[Collection entries]
###

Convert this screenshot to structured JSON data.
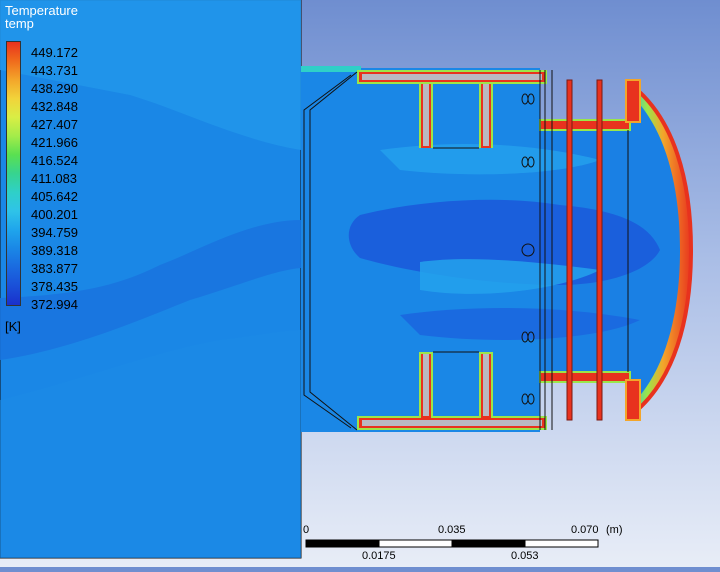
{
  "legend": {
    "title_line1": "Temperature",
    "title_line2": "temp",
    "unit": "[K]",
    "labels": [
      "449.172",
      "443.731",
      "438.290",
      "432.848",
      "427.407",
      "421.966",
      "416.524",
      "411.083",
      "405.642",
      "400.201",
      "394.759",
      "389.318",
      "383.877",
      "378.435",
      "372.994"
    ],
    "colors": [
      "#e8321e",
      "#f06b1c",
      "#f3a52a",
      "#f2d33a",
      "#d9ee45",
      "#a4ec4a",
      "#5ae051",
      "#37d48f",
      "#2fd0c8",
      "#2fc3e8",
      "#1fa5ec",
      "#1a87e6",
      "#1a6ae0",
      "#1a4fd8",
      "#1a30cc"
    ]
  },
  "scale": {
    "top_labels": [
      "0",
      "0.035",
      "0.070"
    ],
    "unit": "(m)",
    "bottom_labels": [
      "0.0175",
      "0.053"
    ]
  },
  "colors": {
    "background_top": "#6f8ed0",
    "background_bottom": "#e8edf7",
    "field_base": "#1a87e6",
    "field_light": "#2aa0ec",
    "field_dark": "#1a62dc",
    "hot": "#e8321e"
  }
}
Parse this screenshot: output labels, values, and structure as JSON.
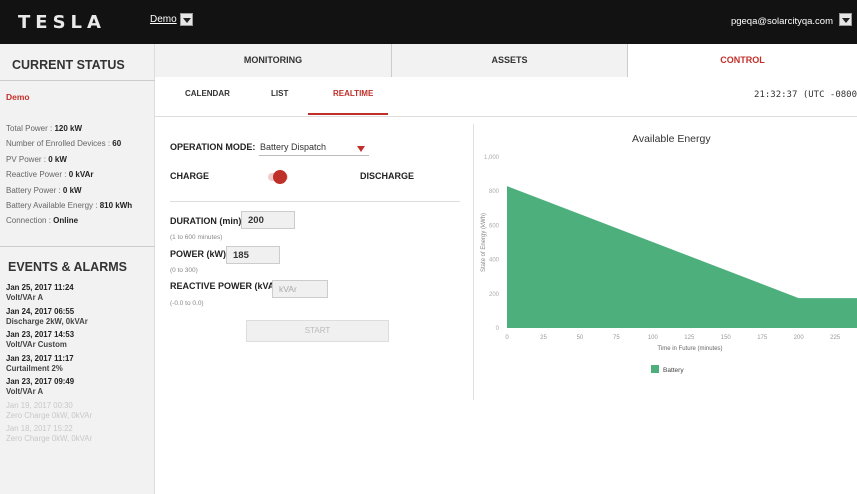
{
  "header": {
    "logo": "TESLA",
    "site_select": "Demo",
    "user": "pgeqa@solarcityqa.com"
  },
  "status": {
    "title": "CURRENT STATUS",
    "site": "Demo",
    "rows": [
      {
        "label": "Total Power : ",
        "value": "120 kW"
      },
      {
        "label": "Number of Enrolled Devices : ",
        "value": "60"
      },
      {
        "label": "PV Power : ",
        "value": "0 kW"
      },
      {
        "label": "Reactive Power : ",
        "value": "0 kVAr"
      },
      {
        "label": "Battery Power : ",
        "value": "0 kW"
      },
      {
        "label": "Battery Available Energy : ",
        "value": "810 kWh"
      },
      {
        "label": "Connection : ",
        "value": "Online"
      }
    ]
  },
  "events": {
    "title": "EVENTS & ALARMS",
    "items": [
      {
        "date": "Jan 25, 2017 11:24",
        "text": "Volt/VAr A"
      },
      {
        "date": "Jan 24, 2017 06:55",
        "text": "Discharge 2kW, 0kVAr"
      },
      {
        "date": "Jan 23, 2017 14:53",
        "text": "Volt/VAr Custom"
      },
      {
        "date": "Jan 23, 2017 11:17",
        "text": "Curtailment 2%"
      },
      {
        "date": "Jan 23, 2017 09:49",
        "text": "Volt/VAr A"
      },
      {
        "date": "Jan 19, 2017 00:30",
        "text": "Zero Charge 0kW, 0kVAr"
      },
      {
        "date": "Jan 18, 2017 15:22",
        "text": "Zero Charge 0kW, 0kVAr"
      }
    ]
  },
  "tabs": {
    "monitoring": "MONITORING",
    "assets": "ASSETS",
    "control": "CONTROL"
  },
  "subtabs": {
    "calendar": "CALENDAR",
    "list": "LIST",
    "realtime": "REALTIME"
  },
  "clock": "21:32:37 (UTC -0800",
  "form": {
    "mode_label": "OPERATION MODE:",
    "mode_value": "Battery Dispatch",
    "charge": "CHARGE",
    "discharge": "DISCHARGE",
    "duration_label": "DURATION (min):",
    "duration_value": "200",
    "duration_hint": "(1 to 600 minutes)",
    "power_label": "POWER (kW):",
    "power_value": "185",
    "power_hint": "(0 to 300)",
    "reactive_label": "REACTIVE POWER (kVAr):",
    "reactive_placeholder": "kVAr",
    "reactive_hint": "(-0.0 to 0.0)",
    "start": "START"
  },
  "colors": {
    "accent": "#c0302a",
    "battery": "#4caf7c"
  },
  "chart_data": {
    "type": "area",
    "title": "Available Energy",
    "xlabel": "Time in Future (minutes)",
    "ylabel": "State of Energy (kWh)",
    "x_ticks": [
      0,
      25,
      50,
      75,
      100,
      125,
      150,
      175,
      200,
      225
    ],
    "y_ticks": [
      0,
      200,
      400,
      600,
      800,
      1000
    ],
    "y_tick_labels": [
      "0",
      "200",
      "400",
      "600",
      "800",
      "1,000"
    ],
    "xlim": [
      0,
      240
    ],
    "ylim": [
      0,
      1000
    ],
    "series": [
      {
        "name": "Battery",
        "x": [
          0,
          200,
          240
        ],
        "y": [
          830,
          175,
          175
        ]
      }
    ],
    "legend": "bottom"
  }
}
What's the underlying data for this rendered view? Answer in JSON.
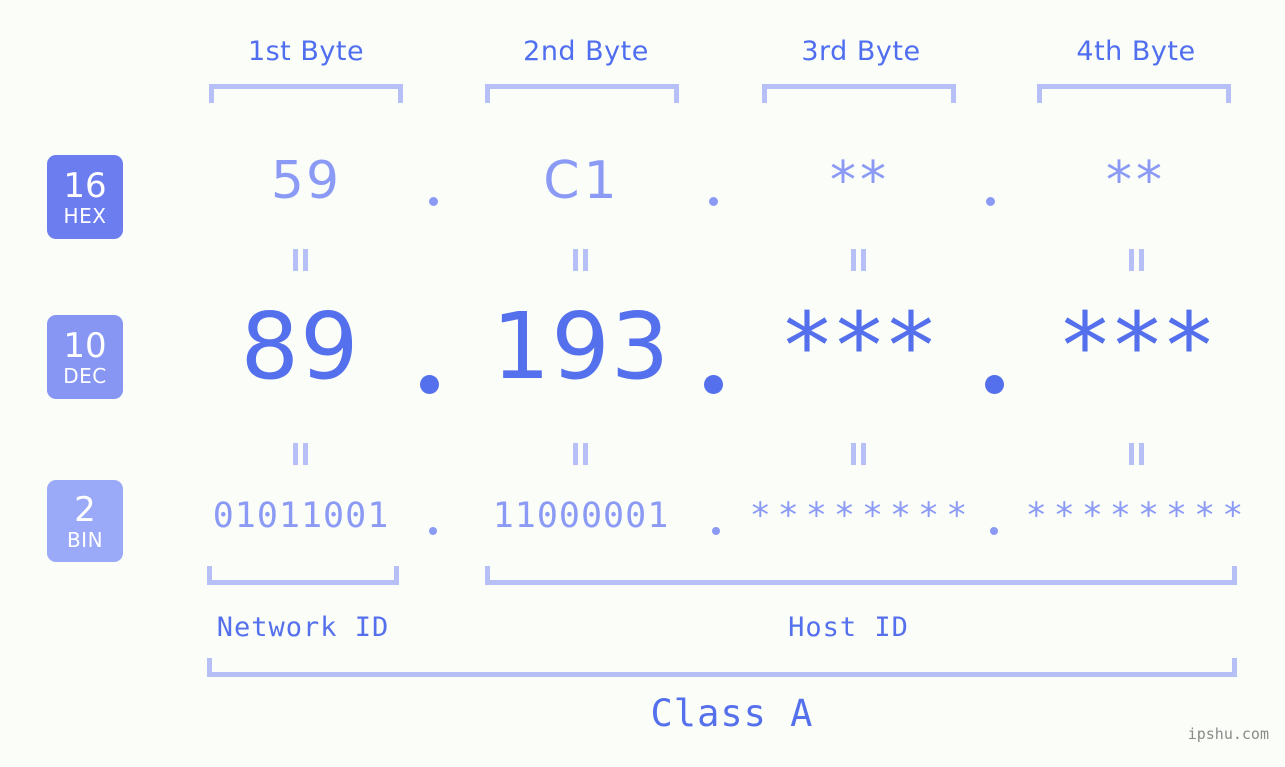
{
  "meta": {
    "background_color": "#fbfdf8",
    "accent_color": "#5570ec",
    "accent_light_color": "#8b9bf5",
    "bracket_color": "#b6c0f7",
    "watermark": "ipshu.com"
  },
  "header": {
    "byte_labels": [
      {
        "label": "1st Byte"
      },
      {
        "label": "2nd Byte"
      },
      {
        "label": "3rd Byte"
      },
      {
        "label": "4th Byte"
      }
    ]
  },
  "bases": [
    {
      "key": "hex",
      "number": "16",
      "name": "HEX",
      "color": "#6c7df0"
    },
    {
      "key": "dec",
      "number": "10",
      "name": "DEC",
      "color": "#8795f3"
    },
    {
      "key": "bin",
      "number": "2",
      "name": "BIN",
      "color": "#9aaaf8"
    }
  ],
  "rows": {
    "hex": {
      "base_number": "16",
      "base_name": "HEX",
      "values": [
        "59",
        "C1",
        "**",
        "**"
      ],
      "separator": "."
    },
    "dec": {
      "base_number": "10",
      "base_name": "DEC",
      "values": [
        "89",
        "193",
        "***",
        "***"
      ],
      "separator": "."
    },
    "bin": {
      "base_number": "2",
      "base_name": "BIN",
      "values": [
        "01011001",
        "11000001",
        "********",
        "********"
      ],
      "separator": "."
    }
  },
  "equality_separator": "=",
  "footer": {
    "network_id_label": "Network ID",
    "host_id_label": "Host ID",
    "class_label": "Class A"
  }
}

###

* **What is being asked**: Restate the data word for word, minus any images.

* **Answer space**:
Convert this screenshot to structured JSON data.
{
  "legend": {
    "title_line1": "Temperature",
    "title_line2": "temp",
    "unit": "[K]",
    "labels": [
      "449.172",
      "443.731",
      "438.290",
      "432.848",
      "427.407",
      "421.966",
      "416.524",
      "411.083",
      "405.642",
      "400.201",
      "394.759",
      "389.318",
      "383.877",
      "378.435",
      "372.994"
    ],
    "colors": [
      "#e8321e",
      "#f06b1c",
      "#f3a52a",
      "#f2d33a",
      "#d9ee45",
      "#a4ec4a",
      "#5ae051",
      "#37d48f",
      "#2fd0c8",
      "#2fc3e8",
      "#1fa5ec",
      "#1a87e6",
      "#1a6ae0",
      "#1a4fd8",
      "#1a30cc"
    ]
  },
  "scale": {
    "top_labels": [
      "0",
      "0.035",
      "0.070"
    ],
    "unit": "(m)",
    "bottom_labels": [
      "0.0175",
      "0.053"
    ]
  },
  "colors": {
    "background_top": "#6f8ed0",
    "background_bottom": "#e8edf7",
    "field_base": "#1a87e6",
    "field_light": "#2aa0ec",
    "field_dark": "#1a62dc",
    "hot": "#e8321e"
  }
}
Parse this screenshot: output labels, values, and structure as JSON.
{
  "header": {
    "logo": "TESLA",
    "site_select": "Demo",
    "user": "pgeqa@solarcityqa.com"
  },
  "status": {
    "title": "CURRENT STATUS",
    "site": "Demo",
    "rows": [
      {
        "label": "Total Power : ",
        "value": "120 kW"
      },
      {
        "label": "Number of Enrolled Devices : ",
        "value": "60"
      },
      {
        "label": "PV Power : ",
        "value": "0 kW"
      },
      {
        "label": "Reactive Power : ",
        "value": "0 kVAr"
      },
      {
        "label": "Battery Power : ",
        "value": "0 kW"
      },
      {
        "label": "Battery Available Energy : ",
        "value": "810 kWh"
      },
      {
        "label": "Connection : ",
        "value": "Online"
      }
    ]
  },
  "events": {
    "title": "EVENTS & ALARMS",
    "items": [
      {
        "date": "Jan 25, 2017 11:24",
        "text": "Volt/VAr A"
      },
      {
        "date": "Jan 24, 2017 06:55",
        "text": "Discharge 2kW, 0kVAr"
      },
      {
        "date": "Jan 23, 2017 14:53",
        "text": "Volt/VAr Custom"
      },
      {
        "date": "Jan 23, 2017 11:17",
        "text": "Curtailment 2%"
      },
      {
        "date": "Jan 23, 2017 09:49",
        "text": "Volt/VAr A"
      },
      {
        "date": "Jan 19, 2017 00:30",
        "text": "Zero Charge 0kW, 0kVAr"
      },
      {
        "date": "Jan 18, 2017 15:22",
        "text": "Zero Charge 0kW, 0kVAr"
      }
    ]
  },
  "tabs": {
    "monitoring": "MONITORING",
    "assets": "ASSETS",
    "control": "CONTROL"
  },
  "subtabs": {
    "calendar": "CALENDAR",
    "list": "LIST",
    "realtime": "REALTIME"
  },
  "clock": "21:32:37 (UTC -0800",
  "form": {
    "mode_label": "OPERATION MODE:",
    "mode_value": "Battery Dispatch",
    "charge": "CHARGE",
    "discharge": "DISCHARGE",
    "duration_label": "DURATION (min):",
    "duration_value": "200",
    "duration_hint": "(1 to 600 minutes)",
    "power_label": "POWER (kW):",
    "power_value": "185",
    "power_hint": "(0 to 300)",
    "reactive_label": "REACTIVE POWER (kVAr):",
    "reactive_placeholder": "kVAr",
    "reactive_hint": "(-0.0 to 0.0)",
    "start": "START"
  },
  "colors": {
    "accent": "#c0302a",
    "battery": "#4caf7c"
  },
  "chart_data": {
    "type": "area",
    "title": "Available Energy",
    "xlabel": "Time in Future (minutes)",
    "ylabel": "State of Energy (kWh)",
    "x_ticks": [
      0,
      25,
      50,
      75,
      100,
      125,
      150,
      175,
      200,
      225
    ],
    "y_ticks": [
      0,
      200,
      400,
      600,
      800,
      1000
    ],
    "y_tick_labels": [
      "0",
      "200",
      "400",
      "600",
      "800",
      "1,000"
    ],
    "xlim": [
      0,
      240
    ],
    "ylim": [
      0,
      1000
    ],
    "series": [
      {
        "name": "Battery",
        "x": [
          0,
          200,
          240
        ],
        "y": [
          830,
          175,
          175
        ]
      }
    ],
    "legend": "bottom"
  }
}
What's the underlying data for this rendered view? Answer in JSON.
{
  "meta": {
    "background_color": "#fbfdf8",
    "accent_color": "#5570ec",
    "accent_light_color": "#8b9bf5",
    "bracket_color": "#b6c0f7",
    "watermark": "ipshu.com"
  },
  "header": {
    "byte_labels": [
      {
        "label": "1st Byte"
      },
      {
        "label": "2nd Byte"
      },
      {
        "label": "3rd Byte"
      },
      {
        "label": "4th Byte"
      }
    ]
  },
  "bases": [
    {
      "key": "hex",
      "number": "16",
      "name": "HEX",
      "color": "#6c7df0"
    },
    {
      "key": "dec",
      "number": "10",
      "name": "DEC",
      "color": "#8795f3"
    },
    {
      "key": "bin",
      "number": "2",
      "name": "BIN",
      "color": "#9aaaf8"
    }
  ],
  "rows": {
    "hex": {
      "base_number": "16",
      "base_name": "HEX",
      "values": [
        "59",
        "C1",
        "**",
        "**"
      ],
      "separator": "."
    },
    "dec": {
      "base_number": "10",
      "base_name": "DEC",
      "values": [
        "89",
        "193",
        "***",
        "***"
      ],
      "separator": "."
    },
    "bin": {
      "base_number": "2",
      "base_name": "BIN",
      "values": [
        "01011001",
        "11000001",
        "********",
        "********"
      ],
      "separator": "."
    }
  },
  "equality_separator": "=",
  "footer": {
    "network_id_label": "Network ID",
    "host_id_label": "Host ID",
    "class_label": "Class A"
  }
}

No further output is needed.